Input:

━━━━━━━━━━

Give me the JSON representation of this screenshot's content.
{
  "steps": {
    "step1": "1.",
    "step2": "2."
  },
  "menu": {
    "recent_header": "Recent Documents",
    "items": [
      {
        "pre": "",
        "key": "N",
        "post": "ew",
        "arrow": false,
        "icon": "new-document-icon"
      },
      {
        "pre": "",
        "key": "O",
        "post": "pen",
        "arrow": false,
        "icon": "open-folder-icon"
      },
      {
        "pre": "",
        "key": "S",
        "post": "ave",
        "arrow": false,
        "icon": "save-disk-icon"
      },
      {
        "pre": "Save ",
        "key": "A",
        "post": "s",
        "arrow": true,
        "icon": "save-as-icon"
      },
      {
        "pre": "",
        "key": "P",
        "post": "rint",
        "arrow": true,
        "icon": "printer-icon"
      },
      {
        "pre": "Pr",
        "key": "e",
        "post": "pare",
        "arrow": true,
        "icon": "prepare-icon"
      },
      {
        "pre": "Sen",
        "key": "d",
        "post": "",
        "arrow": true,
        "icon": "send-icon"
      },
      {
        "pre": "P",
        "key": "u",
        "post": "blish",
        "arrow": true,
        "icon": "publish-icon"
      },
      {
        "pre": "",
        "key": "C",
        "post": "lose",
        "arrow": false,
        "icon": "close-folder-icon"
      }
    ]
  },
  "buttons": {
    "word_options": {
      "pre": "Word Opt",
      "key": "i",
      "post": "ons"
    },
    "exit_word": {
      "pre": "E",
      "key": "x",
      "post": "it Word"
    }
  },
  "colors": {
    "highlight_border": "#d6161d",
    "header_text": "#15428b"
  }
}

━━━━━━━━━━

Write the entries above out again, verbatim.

Give me the JSON representation of this screenshot's content.
{
  "steps": {
    "step1": "1.",
    "step2": "2."
  },
  "menu": {
    "recent_header": "Recent Documents",
    "items": [
      {
        "pre": "",
        "key": "N",
        "post": "ew",
        "arrow": false,
        "icon": "new-document-icon"
      },
      {
        "pre": "",
        "key": "O",
        "post": "pen",
        "arrow": false,
        "icon": "open-folder-icon"
      },
      {
        "pre": "",
        "key": "S",
        "post": "ave",
        "arrow": false,
        "icon": "save-disk-icon"
      },
      {
        "pre": "Save ",
        "key": "A",
        "post": "s",
        "arrow": true,
        "icon": "save-as-icon"
      },
      {
        "pre": "",
        "key": "P",
        "post": "rint",
        "arrow": true,
        "icon": "printer-icon"
      },
      {
        "pre": "Pr",
        "key": "e",
        "post": "pare",
        "arrow": true,
        "icon": "prepare-icon"
      },
      {
        "pre": "Sen",
        "key": "d",
        "post": "",
        "arrow": true,
        "icon": "send-icon"
      },
      {
        "pre": "P",
        "key": "u",
        "post": "blish",
        "arrow": true,
        "icon": "publish-icon"
      },
      {
        "pre": "",
        "key": "C",
        "post": "lose",
        "arrow": false,
        "icon": "close-folder-icon"
      }
    ]
  },
  "buttons": {
    "word_options": {
      "pre": "Word Opt",
      "key": "i",
      "post": "ons"
    },
    "exit_word": {
      "pre": "E",
      "key": "x",
      "post": "it Word"
    }
  },
  "colors": {
    "highlight_border": "#d6161d",
    "header_text": "#15428b"
  }
}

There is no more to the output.